- Severity of Adverse Events [ Time Frame: 4 weeks each patient ] [ Designated as safety issue: Yes ]The severity of adverse experiences in each patient will be determined based upon changes in the results of clinical laboratory tests and physical examnations. These findings will be used to determine the safety and tolerability of increasing doses of SGT-94.
- Clinical Response [ Time Frame: Week 4 ] [ Designated as safety issue: No ]Clinical Response will be assessed according to standard criteria for the particular solid tumor. In general, Response Evaluation Criteria in Solid Tumors (RECIST) criteria will be used.
- Changes in Tumor Markers [ Time Frame: Week 4 ] [ Designated as safety issue: No ]When appropriate, changes in tumor markers between the values measured at baseline and at week 4 following the cycle of SGT-94 infusion will be assessed.
- Expression of RB94 in Tumor Biopsies [ Time Frame: Week 2 ] [ Designated as safety issue: No ]Tumor targeting and uptake of SGT-94 by the tumor cells will be determined using Immunohistochemistry to assess the expression of RB94 in any tumor biopsies obtained during the study.
|Study Start Date:||January 2012|
|Estimated Study Completion Date:||December 2016|
|Estimated Primary Completion Date:||December 2016 (Final data collection date for primary outcome measure)|
Dose escalation of experimental therapeutic SGT-94 to assess safety
SGT-94 will be given at doses of 0.6, 1.2, 2.4, 3.6 and 4.8 mgDNA/infusion(Doses 0-5, respectively)twice weekly for 3 weeks out of 4 in dose levels 0 to 4, and for 5 weeks out of 6 for dose level 5 (also 4.8mg DNA). Intravenous infusion will occur over 1 to 2.5 hours in 5% dextrose,with a final volume of SGT-94 and dextrose of 100 mL to 250 mL, depending on dose level.
RB94, a tumor suppressor gene, is a modified form of the retinoblastoma gene, RB110. RB94 has shown enhanced tumor suppressor and tumor cell killing activity compared to RB110 in all tumor cell types studied to date, including bladder cancer cell lines.
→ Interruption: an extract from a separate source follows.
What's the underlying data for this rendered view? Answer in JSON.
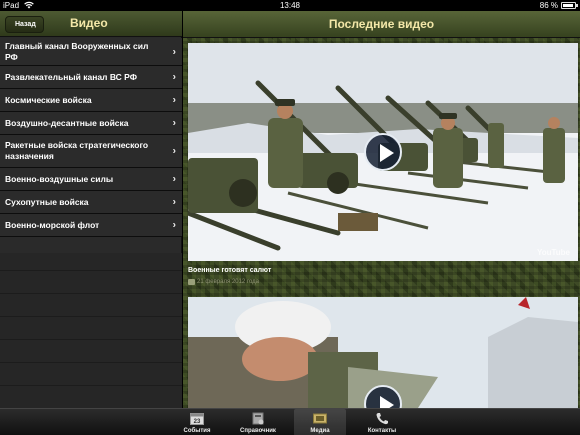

Moreover, RB94 has shown no toxicity to any normal human cells tested.
SGT-94,the agent being tested, is a systemically administered complex composed of the RB94 gene (plasmid DNA)encapsulated in a liposome that is targeted to tumor cells by means of an anti-transferrin receptor single chain antibody fragment (TfRscFv)attached to the outside of the liposome. Pre-clinical in vivo efficacy studies have indicated that SGT-94, when systemically administered, preferentially targets tumor cells and efficiently transfects them. This results in cancer cell death via mechanisms that are unique for RB94 and also increases the tumor's response to conventional radiation and chemotherapy.
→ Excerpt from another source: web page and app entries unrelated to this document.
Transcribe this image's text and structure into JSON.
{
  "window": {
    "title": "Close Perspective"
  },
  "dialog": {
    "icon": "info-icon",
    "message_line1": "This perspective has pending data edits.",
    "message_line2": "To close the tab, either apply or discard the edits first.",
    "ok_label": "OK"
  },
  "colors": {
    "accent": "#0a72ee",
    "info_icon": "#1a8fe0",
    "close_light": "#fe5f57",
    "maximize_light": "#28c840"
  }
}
This Phase I study is designed to evaluate the safety of SGT-94 and to establish a practically attainable and/or tolerable dose of this anti-cancer agent for use in further clinical trials. Additionally, evidence of RB94 expression within tumor tissue after systemic administration of SGT-94 will be sought, and clinically observable anti-cancer effects in patients will be documented. Enrollment will be targeted to individuals with "RB negative" tumors, i.e. tumors in which there is no staining for RB protein by immunohistochemistry (IHC). Preference will be given to patients with tumors in a location amenable to biopsy following treatment with SGT-94. This would include the prostate, bladder, superficial lymph nodes and any mass suitable for fine needle aspiration under CT or ultrasound guidance, or any lesion reachable by endoscopy.
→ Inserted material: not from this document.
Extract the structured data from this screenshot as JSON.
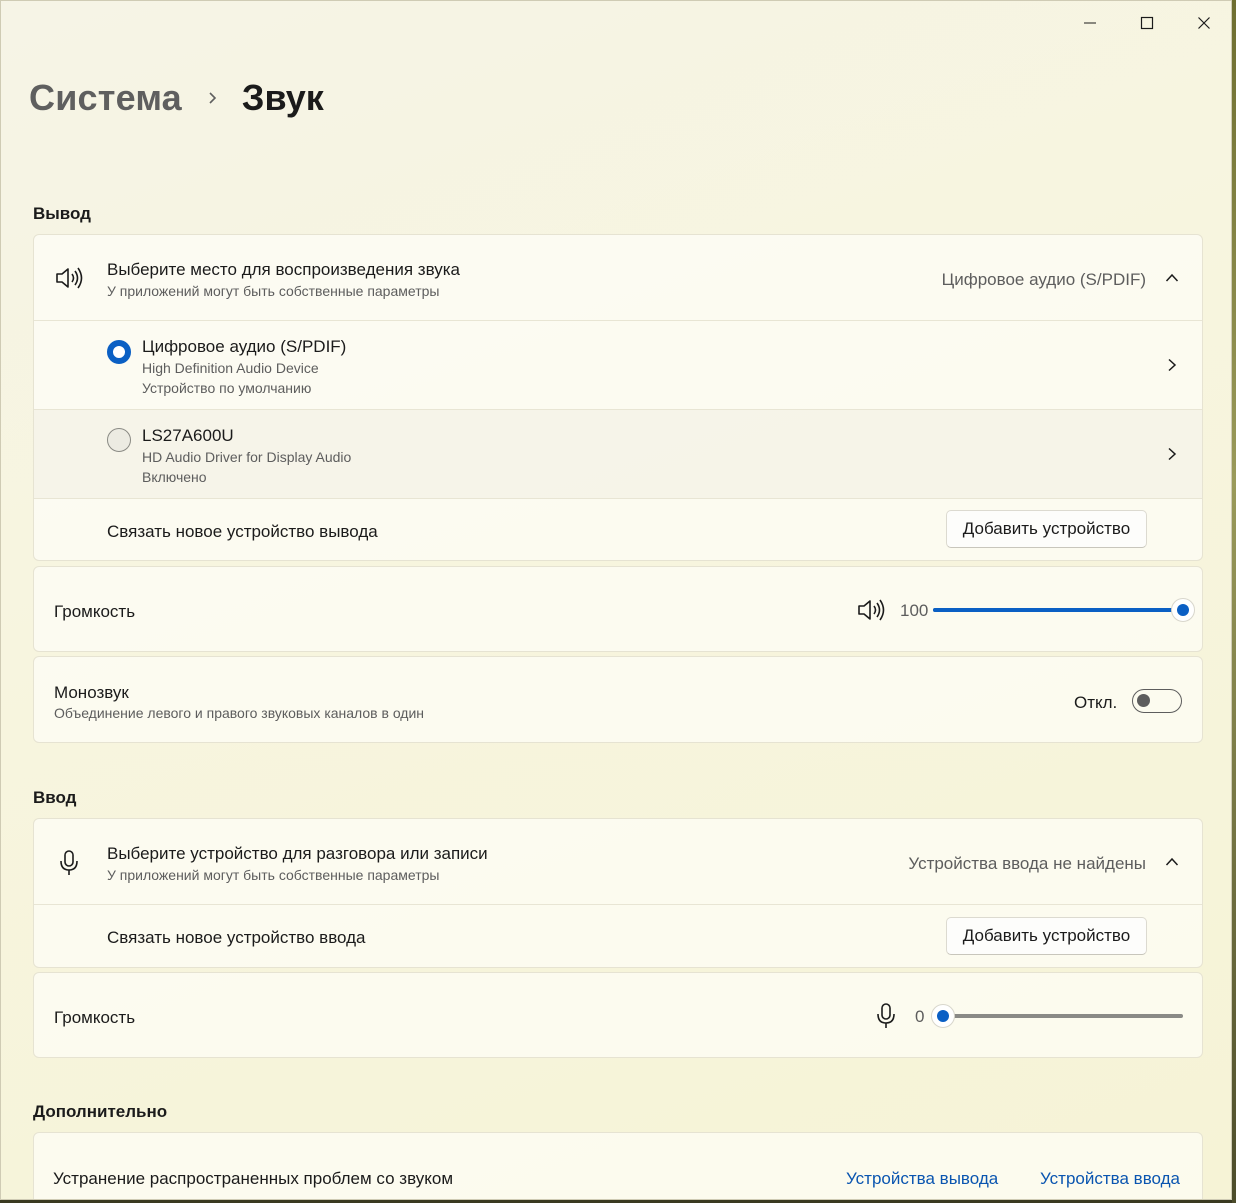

Please refer to this study by its ClinicalTrials.gov identifier: NCT01517464
|United States, Texas|
|University of Texas, M.D. Anderson Cancer Center|
|Houston, Texas, United States, 77030|
|Principal Investigator:||Arlene Siefker-Radtke, M.D.||M.D. Anderson Cancer Center|